Teen Films Tiger Shark Feasting On Whale

An Australian teen braved the waters off Broulee Beach to film a tiger shark feasting on the carcass of a dead whale last week, heedless of the danger the predator posed.

Michael James, 18, waded knee deep into the water in order to record the tiger shark as it fed, according to the Daily Mail. The animal was one of at least four sharks that were observed devouring the whale, which beached itself among the rocks at Broulee last week. As the Inquisitr previously reported, the whale was injured, and washed off the rocks before rescuers could respond. Minutes later, the juvenile humpback was struck and killed by a shark.

The tiger shark can be seen in James’ footage circling the dead whale, which sank to the sandy bottom just off the rocks. Though James was only partially in the water, his camera managed to capture the shark as it bit into the carcass, picking it apart one mouthful at a time.

“The shark would come and chomp on the whale, swim away 20 minutes later roughly and come back and chomp on it again, go digest it, come back. It was quite amazing,” another Broulee resident observed.

At one point as he was filming, James lost his footing, slipping on a piece of seaweed while the tiger shark approached him. Though the predator turned away, the shark’s tail whipped closely by him as it moved off.

Speaking with Weekend Sunrise, James revealed that he filmed the tiger shark for his girlfriend, who he knew would appreciate the video.

“It took a bit of guts to get in there and have a crack at it,” he noted. “My girlfriend’s right into her footage, I thought I’d get this for her and she’ll be happy.”

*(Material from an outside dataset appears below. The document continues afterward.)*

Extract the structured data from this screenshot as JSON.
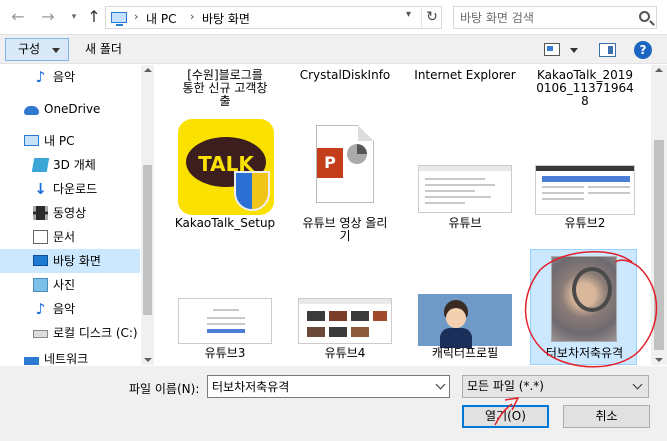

Local authorities closed off the beach until the sharks dispersed, and fishermen towed the whale carcass out to sea later in the day, hoping to draw the predators away from populated areas. As the Canberra Times reports, a local surfer, who wished to remain anonymous, dove in the water between shark feedings to tie a rope around the dead humpback, timing his action carefully to avoid the predators. The Westpac Life Saver Rescue Helicopter had earlier reported two large sharks, over 3.5 meters long, in the nearby water.

Experts noted that it was common to find tiger sharks feeding on a carcass, as they are known to scavenge sick and dying prey.

[Image: Michael James via Weekend Sunrise]